_WORK REQUEST_:
Pull every line with "JSON" from the material.

_DATA FOR THIS TASK_:
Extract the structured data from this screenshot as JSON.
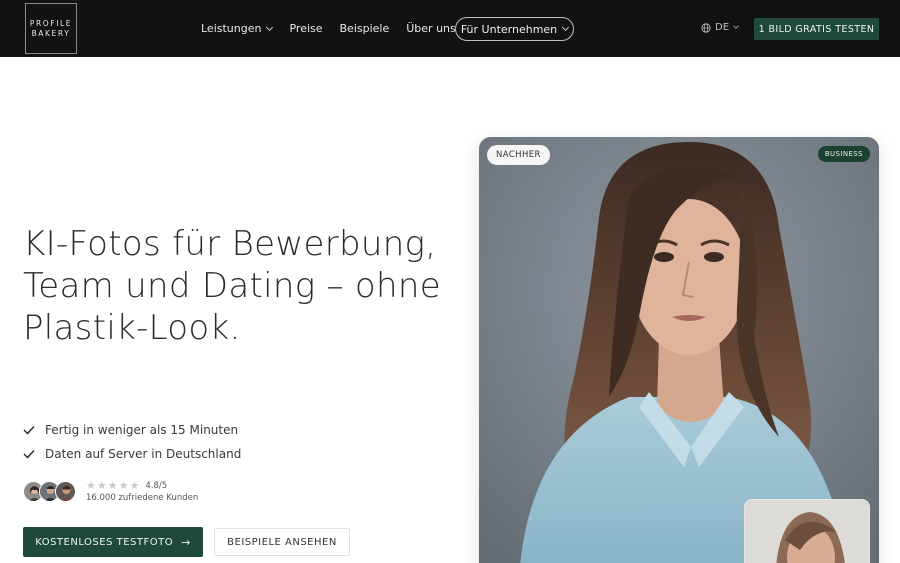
{
  "nav": {
    "logo_line1": "PROFILE",
    "logo_line2": "BAKERY",
    "items": [
      {
        "label": "Leistungen",
        "has_dropdown": true
      },
      {
        "label": "Preise",
        "has_dropdown": false
      },
      {
        "label": "Beispiele",
        "has_dropdown": false
      },
      {
        "label": "Über uns",
        "has_dropdown": false
      }
    ],
    "business_pill": "Für Unternehmen",
    "language": "DE",
    "cta": "1 BILD GRATIS TESTEN"
  },
  "hero": {
    "headline": "KI-Fotos für Bewerbung, Team und Dating – ohne Plastik-Look.",
    "checks": [
      "Fertig in weniger als 15 Minuten",
      "Daten auf Server in Deutschland"
    ],
    "rating": "4.8/5",
    "customers": "16.000 zufriedene Kunden",
    "primary_button": "KOSTENLOSES TESTFOTO",
    "secondary_button": "BEISPIELE ANSEHEN"
  },
  "photo": {
    "badge_after": "NACHHER",
    "badge_category": "BUSINESS"
  },
  "colors": {
    "nav_bg": "#121212",
    "brand_green": "#1f4a3a",
    "photo_bg": "#7a838c"
  },
  "icons": {
    "globe": "globe-icon",
    "check": "check-icon",
    "star": "star-icon",
    "arrow": "arrow-right-icon",
    "chevron": "chevron-down-icon"
  }
}
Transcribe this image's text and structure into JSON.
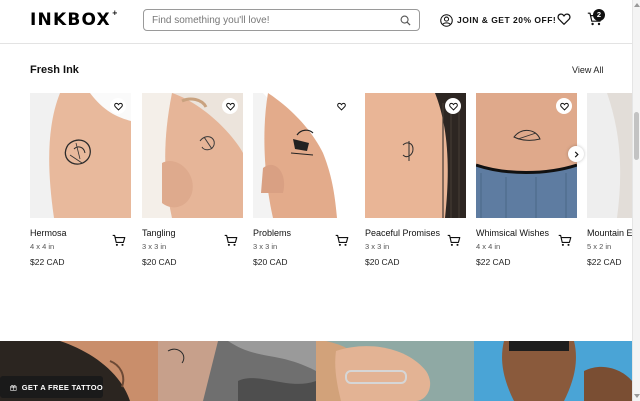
{
  "header": {
    "logo": "INKBOX",
    "logo_mark": "+",
    "search_placeholder": "Find something you'll love!",
    "account_label": "JOIN & GET 20% OFF!",
    "cart_count": "2",
    "icons": {
      "search": "search-icon",
      "account": "user-circle-icon",
      "wishlist": "heart-icon",
      "cart": "cart-icon"
    }
  },
  "section": {
    "title": "Fresh Ink",
    "view_all": "View All"
  },
  "products": [
    {
      "name": "Hermosa",
      "size": "4 x 4 in",
      "price": "$22 CAD"
    },
    {
      "name": "Tangling",
      "size": "3 x 3 in",
      "price": "$20 CAD"
    },
    {
      "name": "Problems",
      "size": "3 x 3 in",
      "price": "$20 CAD"
    },
    {
      "name": "Peaceful Promises",
      "size": "3 x 3 in",
      "price": "$20 CAD"
    },
    {
      "name": "Whimsical Wishes",
      "size": "4 x 4 in",
      "price": "$22 CAD"
    },
    {
      "name": "Mountain Es",
      "size": "5 x 2 in",
      "price": "$22 CAD"
    }
  ],
  "promo": {
    "label": "GET A FREE TATTOO",
    "icon": "gift-icon"
  },
  "colors": {
    "text": "#111111",
    "muted": "#555555",
    "skin": "#e7b89a",
    "promo_bg": "#1a1a1a"
  }
}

_WRITTEN ANSWER_:
Extract the structured data from this screenshot as JSON.
Transcribe this image's text and structure into JSON.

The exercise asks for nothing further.